- [What is being asked]
Find the lines below holding the word "JSON" and copy each of them.

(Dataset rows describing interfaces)
######

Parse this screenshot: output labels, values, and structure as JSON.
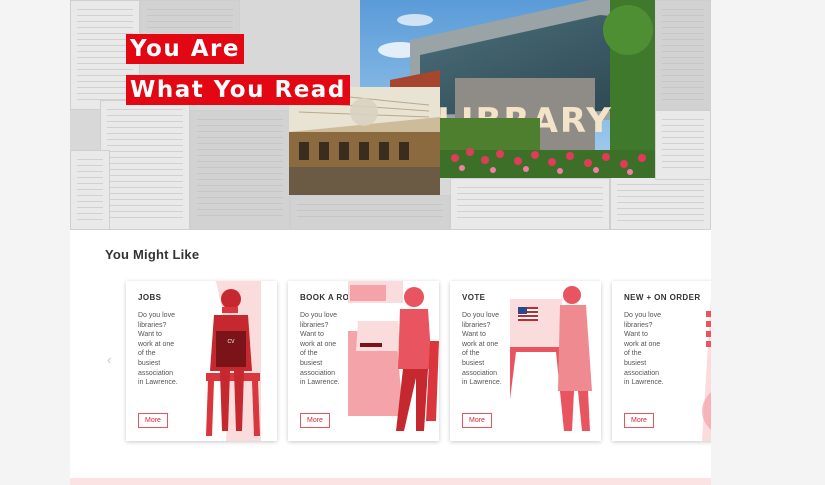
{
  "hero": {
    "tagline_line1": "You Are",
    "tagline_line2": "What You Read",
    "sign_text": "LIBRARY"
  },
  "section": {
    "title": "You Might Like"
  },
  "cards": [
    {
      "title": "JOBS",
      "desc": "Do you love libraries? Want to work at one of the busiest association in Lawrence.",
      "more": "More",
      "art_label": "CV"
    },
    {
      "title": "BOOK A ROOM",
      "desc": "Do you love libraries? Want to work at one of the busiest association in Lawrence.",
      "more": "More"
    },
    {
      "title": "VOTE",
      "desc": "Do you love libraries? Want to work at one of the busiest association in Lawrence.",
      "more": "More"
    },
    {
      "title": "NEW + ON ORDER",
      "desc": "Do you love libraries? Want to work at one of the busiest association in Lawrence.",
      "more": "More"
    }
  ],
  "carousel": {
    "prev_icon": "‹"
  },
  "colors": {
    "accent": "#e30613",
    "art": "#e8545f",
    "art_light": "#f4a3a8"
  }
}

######

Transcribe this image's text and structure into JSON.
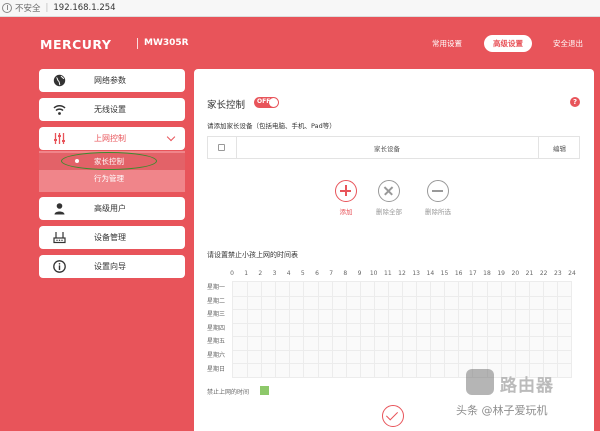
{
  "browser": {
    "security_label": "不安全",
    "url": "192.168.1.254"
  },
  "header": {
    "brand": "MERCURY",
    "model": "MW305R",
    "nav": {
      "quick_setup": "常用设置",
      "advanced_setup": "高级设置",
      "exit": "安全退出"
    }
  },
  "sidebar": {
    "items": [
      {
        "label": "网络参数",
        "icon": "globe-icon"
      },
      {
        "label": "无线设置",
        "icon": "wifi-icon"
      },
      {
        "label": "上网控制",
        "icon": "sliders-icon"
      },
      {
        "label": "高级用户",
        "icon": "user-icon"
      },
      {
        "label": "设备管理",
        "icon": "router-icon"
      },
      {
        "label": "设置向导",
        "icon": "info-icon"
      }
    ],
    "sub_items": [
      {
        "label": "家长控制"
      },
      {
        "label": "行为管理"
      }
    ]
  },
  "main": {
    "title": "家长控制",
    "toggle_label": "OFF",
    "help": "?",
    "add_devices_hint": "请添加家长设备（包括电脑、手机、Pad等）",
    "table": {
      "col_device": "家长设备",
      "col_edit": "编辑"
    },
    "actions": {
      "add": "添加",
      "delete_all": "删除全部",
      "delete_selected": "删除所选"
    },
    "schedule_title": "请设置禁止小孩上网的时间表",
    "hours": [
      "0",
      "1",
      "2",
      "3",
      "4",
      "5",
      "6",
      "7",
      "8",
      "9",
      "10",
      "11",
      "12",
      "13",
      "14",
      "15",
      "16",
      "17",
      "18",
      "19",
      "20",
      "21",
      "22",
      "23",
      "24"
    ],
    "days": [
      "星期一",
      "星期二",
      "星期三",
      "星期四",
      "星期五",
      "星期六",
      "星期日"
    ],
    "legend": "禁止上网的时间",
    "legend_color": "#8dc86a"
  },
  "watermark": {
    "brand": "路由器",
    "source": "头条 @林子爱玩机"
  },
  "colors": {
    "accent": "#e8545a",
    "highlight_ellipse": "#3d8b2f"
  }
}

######

- [Exercise result]
Parse this screenshot: output labels, values, and structure as JSON.
Transcribe this image's text and structure into JSON.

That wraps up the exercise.